Each line below containing the word "voice" needs to be shown.

[Data records for software interfaces]
○ ○ ○ ○ ○ ○ ○
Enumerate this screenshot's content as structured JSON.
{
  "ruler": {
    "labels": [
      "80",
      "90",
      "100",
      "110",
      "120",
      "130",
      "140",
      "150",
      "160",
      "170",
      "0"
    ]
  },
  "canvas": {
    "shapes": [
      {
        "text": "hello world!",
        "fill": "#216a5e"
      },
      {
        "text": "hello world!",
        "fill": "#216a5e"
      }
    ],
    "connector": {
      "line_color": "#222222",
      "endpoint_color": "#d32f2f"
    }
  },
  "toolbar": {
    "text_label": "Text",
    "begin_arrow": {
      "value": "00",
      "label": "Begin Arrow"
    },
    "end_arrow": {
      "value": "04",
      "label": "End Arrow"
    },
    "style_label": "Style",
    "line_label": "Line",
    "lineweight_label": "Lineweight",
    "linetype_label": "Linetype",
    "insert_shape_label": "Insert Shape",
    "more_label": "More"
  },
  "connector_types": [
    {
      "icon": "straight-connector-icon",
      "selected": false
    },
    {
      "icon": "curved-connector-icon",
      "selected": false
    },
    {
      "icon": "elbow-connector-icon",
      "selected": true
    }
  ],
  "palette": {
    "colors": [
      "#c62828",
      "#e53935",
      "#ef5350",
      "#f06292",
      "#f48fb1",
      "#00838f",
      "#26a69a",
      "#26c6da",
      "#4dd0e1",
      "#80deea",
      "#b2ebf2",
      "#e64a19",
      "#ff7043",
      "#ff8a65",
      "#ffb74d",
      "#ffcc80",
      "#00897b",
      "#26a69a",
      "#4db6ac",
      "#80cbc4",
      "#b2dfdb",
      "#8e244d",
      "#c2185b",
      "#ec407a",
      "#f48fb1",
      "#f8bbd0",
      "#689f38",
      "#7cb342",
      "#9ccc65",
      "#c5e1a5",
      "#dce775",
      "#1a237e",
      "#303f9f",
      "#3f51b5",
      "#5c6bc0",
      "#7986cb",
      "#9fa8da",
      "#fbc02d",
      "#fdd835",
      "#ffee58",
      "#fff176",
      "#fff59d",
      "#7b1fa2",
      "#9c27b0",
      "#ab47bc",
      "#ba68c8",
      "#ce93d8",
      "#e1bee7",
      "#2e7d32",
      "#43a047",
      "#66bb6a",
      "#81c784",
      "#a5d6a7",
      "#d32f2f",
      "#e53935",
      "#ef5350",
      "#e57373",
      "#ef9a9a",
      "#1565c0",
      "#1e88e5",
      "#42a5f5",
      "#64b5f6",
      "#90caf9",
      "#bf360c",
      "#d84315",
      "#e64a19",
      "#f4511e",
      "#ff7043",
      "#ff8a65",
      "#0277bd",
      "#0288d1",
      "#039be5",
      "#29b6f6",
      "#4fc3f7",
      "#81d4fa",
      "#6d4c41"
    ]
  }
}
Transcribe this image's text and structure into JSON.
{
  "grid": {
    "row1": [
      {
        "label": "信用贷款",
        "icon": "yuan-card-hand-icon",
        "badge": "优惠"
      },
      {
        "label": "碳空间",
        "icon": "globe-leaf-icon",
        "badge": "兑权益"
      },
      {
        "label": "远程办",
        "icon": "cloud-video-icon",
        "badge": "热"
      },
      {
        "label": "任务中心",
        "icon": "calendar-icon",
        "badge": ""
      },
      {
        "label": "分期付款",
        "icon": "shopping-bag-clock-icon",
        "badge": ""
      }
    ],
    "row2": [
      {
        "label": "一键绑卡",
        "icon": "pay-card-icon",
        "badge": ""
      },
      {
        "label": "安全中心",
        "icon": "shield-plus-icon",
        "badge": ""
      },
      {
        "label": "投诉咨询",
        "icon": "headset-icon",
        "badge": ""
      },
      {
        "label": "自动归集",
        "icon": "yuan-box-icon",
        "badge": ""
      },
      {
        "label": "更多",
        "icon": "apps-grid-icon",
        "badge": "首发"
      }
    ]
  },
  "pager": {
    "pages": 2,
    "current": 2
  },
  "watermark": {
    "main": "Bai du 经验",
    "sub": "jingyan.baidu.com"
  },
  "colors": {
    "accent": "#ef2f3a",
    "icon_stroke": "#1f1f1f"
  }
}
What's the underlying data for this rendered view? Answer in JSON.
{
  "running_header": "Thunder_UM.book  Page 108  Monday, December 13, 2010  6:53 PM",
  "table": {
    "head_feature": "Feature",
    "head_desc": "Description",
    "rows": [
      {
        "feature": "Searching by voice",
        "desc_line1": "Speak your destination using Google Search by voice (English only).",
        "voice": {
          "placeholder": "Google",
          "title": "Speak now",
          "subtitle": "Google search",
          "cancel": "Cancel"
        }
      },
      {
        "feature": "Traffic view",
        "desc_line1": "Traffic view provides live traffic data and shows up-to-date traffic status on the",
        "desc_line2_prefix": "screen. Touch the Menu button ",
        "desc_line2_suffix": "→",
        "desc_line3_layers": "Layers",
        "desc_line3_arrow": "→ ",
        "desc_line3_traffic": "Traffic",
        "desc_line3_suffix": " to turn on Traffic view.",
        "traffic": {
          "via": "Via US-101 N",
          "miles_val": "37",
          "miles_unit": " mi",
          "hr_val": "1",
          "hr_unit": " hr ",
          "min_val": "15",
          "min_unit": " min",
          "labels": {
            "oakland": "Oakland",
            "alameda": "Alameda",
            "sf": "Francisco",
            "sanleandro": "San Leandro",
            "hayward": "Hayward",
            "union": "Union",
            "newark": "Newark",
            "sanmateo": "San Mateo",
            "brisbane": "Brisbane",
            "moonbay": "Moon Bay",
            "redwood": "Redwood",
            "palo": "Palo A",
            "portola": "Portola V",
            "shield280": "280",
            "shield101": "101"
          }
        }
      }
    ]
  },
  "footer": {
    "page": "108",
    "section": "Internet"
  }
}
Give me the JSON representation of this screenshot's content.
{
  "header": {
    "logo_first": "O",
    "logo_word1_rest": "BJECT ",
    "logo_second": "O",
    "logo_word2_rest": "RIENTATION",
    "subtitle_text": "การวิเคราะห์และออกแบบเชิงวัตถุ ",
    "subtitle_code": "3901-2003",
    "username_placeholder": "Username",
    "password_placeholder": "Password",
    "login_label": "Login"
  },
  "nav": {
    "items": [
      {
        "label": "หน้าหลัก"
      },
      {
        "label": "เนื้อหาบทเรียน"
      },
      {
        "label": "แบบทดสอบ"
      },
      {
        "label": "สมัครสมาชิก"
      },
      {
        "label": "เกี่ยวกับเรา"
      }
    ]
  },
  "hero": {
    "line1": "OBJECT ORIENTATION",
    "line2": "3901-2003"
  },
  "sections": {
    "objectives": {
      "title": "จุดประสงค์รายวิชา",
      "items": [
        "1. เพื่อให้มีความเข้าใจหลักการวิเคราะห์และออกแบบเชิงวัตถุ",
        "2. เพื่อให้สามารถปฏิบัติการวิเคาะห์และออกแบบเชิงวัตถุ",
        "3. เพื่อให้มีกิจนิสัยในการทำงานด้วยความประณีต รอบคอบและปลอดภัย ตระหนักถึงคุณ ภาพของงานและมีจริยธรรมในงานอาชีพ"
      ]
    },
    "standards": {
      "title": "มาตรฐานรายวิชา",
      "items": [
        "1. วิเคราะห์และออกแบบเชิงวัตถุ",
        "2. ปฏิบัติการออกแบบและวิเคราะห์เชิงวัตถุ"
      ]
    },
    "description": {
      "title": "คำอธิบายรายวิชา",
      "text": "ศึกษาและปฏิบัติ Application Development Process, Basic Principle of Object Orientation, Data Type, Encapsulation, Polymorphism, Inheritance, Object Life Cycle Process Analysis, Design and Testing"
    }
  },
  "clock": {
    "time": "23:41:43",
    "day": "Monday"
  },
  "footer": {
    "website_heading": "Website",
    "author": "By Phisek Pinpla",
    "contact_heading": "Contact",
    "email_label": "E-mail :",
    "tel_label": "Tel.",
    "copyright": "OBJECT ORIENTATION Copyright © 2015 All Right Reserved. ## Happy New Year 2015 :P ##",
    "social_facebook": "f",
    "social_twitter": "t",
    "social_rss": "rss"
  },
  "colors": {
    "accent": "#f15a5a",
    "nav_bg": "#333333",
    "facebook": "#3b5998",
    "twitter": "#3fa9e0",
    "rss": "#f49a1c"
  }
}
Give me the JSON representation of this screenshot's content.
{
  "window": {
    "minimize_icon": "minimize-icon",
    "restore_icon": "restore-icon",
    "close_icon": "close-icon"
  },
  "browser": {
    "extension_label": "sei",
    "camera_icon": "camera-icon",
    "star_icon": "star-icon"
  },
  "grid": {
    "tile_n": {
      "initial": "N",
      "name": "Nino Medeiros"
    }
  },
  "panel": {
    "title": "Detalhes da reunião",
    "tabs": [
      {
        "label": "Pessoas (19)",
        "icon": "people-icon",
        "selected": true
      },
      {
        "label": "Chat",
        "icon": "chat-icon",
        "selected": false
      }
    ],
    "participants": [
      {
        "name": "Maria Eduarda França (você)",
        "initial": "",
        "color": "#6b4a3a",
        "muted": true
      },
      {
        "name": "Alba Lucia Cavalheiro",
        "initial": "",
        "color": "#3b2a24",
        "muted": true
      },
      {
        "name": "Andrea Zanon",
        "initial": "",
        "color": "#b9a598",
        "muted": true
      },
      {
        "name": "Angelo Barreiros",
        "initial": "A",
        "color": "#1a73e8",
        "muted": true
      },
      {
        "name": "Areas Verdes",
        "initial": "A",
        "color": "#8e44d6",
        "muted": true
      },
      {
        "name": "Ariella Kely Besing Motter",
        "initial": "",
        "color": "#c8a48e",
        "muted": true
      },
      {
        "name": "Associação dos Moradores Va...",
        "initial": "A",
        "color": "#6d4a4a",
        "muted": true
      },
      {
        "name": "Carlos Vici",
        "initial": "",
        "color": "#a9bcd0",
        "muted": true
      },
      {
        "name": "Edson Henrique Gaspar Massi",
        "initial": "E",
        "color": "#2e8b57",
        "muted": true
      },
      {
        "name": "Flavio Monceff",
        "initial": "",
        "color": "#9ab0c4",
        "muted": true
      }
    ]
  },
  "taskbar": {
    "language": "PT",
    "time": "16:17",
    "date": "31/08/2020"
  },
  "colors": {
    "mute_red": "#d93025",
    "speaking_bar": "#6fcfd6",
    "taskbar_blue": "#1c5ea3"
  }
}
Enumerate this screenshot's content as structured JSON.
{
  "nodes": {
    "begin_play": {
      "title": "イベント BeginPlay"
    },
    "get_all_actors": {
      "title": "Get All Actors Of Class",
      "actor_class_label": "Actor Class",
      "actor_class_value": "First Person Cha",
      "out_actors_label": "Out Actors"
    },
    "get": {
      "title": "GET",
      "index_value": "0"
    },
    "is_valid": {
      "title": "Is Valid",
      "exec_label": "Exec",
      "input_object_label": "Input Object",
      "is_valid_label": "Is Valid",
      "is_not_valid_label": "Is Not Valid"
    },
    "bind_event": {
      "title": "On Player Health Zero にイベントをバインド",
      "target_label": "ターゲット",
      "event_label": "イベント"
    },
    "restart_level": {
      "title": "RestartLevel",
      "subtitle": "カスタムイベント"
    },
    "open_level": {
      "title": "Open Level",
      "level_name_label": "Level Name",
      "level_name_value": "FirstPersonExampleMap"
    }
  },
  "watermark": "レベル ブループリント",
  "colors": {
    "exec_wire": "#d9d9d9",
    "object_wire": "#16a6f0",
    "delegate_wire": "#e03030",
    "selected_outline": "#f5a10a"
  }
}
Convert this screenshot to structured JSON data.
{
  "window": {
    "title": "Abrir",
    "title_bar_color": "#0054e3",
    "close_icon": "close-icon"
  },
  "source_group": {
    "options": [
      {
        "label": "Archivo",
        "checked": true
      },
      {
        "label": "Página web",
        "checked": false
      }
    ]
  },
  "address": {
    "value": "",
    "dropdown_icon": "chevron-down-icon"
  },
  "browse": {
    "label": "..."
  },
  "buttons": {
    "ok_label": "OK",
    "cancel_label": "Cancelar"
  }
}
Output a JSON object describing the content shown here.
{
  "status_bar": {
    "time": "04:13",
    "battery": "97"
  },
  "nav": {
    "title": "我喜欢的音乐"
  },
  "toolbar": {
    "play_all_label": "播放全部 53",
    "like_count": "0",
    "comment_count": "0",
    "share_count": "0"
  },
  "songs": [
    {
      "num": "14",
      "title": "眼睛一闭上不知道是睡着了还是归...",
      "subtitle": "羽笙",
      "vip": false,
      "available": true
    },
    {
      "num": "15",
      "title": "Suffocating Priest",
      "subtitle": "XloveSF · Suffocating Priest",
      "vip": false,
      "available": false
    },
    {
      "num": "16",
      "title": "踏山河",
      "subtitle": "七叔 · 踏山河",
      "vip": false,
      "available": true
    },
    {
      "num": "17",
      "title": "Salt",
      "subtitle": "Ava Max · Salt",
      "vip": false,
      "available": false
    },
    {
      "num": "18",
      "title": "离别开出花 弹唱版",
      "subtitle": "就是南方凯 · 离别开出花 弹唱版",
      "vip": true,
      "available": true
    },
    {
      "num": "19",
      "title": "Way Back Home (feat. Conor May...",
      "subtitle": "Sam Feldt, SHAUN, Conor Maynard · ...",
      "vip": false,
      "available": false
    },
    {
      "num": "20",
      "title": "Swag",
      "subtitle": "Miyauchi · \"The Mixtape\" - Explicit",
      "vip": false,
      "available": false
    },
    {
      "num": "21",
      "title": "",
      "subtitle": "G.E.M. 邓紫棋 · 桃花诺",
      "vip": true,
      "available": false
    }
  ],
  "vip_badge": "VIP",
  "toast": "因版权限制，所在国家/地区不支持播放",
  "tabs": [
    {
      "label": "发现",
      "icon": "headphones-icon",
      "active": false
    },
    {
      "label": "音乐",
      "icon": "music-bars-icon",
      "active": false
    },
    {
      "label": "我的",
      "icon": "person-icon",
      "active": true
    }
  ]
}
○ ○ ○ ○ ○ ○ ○
▶ **Answer area**
        "feature": "Searching by voice",
        "desc_line1": "Speak your destination using Google Search by voice (English only).",
        "voice": {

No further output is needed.